For the past couple of months I have been working with women’s travel website Pink Pangea as a content editor. During March, I’ve been writing and publishing a number of articles on the process of writing and improving writing skills. Pink Pangea is a site dedicated to inspiring women to travel and to write. One of the ways that they do this is to run travel writing retreats. I went on one myself last year, to Costa Rica, long before I was working for Pink Pangea. So, in increasing the site’s content related to writing and creativity, Pink Pangea are increasing their commitment to inspiring women to write.
Although in many ways I would call myself a fledgling travel writer as I’ve been doing this seriously for about a year now, I have actually been writing and editing in various fields for many years. And travelling my entire life. It’s only in the past couple of years that I’ve started to focus on combining the two passions. So, I think I have a lot of useful advice to give other writers regarding inspiration and tips. Here’s an outline of the articles I’ve written for Pink Pangea recently:
Contacting an editor about a story idea can be intimidating to all authors, whether new or very experienced. You’ve spent so much time thinking about an idea, then worked hard to turn it into a pitch or full-blown article. What if they don’t like it? What if you never hear back from them? Editors tend to juggle multiple tasks, so you’ll want to make their job as simple as possible while proving that your article is perfect for their publication. Editors always love to hear about good ideas! Ready to pitch your amazing article idea? First, check out my tips for communicating with editors.
As a writer, I’m guilty of the following. I listen to the advice that says “Just write! Anything! Put words on paper and worry about editing them later.” But then I read over what I’ve written and cringe. I couldn’t possibly share that with anyone, I think. It’s rubbish. Fortunately, there are multiple voices competing for attention in my head at any one time, and I usually choose to listen to the one that says, “First drafts aren’t meant to be good. Edit, edit, edit.”
The internet is massive, and there’s so much useful and not-so-useful information to wade through. Most writers—aspiring or well-established—need a helping hand from time to time regarding inspiration, publishing tips and community support. But writing can be a solitary affair.
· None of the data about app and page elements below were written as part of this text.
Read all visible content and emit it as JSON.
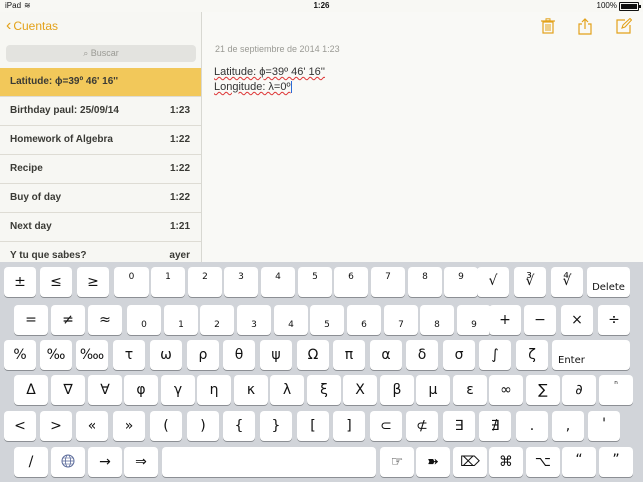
{
  "status_bar": {
    "carrier": "iPad",
    "time": "1:26",
    "battery": "100%"
  },
  "sidebar": {
    "back_label": "Cuentas",
    "search_placeholder": "Buscar",
    "notes": [
      {
        "title": "Latitude: ϕ=39º 46' 16''",
        "time": ""
      },
      {
        "title": "Birthday paul: 25/09/14",
        "time": "1:23"
      },
      {
        "title": "Homework of Algebra",
        "time": "1:22"
      },
      {
        "title": "Recipe",
        "time": "1:22"
      },
      {
        "title": "Buy of day",
        "time": "1:22"
      },
      {
        "title": "Next day",
        "time": "1:21"
      },
      {
        "title": "Y tu que sabes?",
        "time": "ayer"
      }
    ]
  },
  "detail": {
    "date": "21 de septiembre de 2014 1:23",
    "line1": "Latitude: ϕ=39º 46' 16''",
    "line2": "Longitude: λ=0º"
  },
  "toolbar_icons": [
    "trash-icon",
    "share-icon",
    "compose-icon"
  ],
  "accent_color": "#e3a21a",
  "keyboard": {
    "row1": [
      "±",
      "≤",
      "≥",
      "0",
      "1",
      "2",
      "3",
      "4",
      "5",
      "6",
      "7",
      "8",
      "9",
      "√",
      "∛",
      "∜",
      "Delete"
    ],
    "row2": [
      "=",
      "≠",
      "≈",
      "0",
      "1",
      "2",
      "3",
      "4",
      "5",
      "6",
      "7",
      "8",
      "9",
      "+",
      "−",
      "×",
      "÷"
    ],
    "row3": [
      "%",
      "‰",
      "‱",
      "τ",
      "ω",
      "ρ",
      "θ",
      "ψ",
      "Ω",
      "π",
      "α",
      "δ",
      "σ",
      "∫",
      "ζ",
      "Enter"
    ],
    "row4": [
      "Δ",
      "∇",
      "∀",
      "φ",
      "γ",
      "η",
      "κ",
      "λ",
      "ξ",
      "X",
      "β",
      "μ",
      "ε",
      "∞",
      "∑",
      "∂",
      "ⁿ"
    ],
    "row5": [
      "<",
      ">",
      "«",
      "»",
      "(",
      ")",
      "{",
      "}",
      "[",
      "]",
      "⊂",
      "⊄",
      "∃",
      "∄",
      ".",
      ",",
      "'"
    ],
    "row6": [
      "/",
      "globe",
      "→",
      "⇒",
      "space",
      "☞",
      "➽",
      "⌦",
      "⌘",
      "⌥",
      "“",
      "”"
    ]
  }
}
I refer to these ten useful writing websites, and they’re all helpful in different ways, from offering writing prompts to helping you improve your grammar.
As a travel writer, I am inspired by the world around me. If I want to formulate new ideas, I will often take myself off to a quiet spot in a park or a public square with just a notebook and pen, and observe what I see. I don’t always know what my writing will turn into, but that’s part of the fun. Sitting with the possibility of inspiration and seeing what comes out. But inspiration can be a fleeting, fickle and very individual phenomenon. I asked several travel writers and bloggers what inspires them… Nature and people were recurring themes, which is apt for a group of people who are passionate about exploring the wonders of the world and sharing their stories.
Mary Sojourner has been a community and environmental activist and organizer since she was seventeen; and teaches writing: in private circles, one-on-one, at writing conferences and book festivals, and for Matador U, an international travel writing program. She says that writing is the most powerful tool she has found for doing what is necessary to mend oneself and the greater world.
She is the author of numerous books: three novels, a short story collection, an essay collection, a memoir, and a memoir/self-help guide. Her new short story collection, The Talker, is coming out from Torrey House in Spring 2017. She has been an NPR commentator for ten years, reviews books for KNAU’s Southwest Reviews, and is the author of op eds and columns for High Country News, Yoga Journal, Writers on the Range, Matador Network and dozens of other publications. She lives in Flagstaff, Arizona. She spoke to Pink Pangea about why she writes and what she teaches.
OK, now that I have your attention: there is no such thing as ‘free travel’ in the travel writing and blogging world, not really. Whatever trips, tours, hotel stays or products you receive, you will need to write about honestly, and that takes hard work and time. But if you love both writing and traveling, and would be doing these things whether someone was paying you/offering you free travel or not, then travel writing can be an awesome job. And yes, you may be able to score some freebies along the way.
[First, I must add the disclaimer that I didn’t choose this title myself! It makes me cringe. Sorry!]
Anyone who is, or would like to be, a writer knows that setting the intention to write is only half the battle. You have all these great ideas in your head, but when you sit down to put them to paper (or screen) you find so many other things that demand your attention… Here are my tips for making the most of the times of inspiration when they hit, and for creating the opportunities for inspiration when it just doesn’t come easily.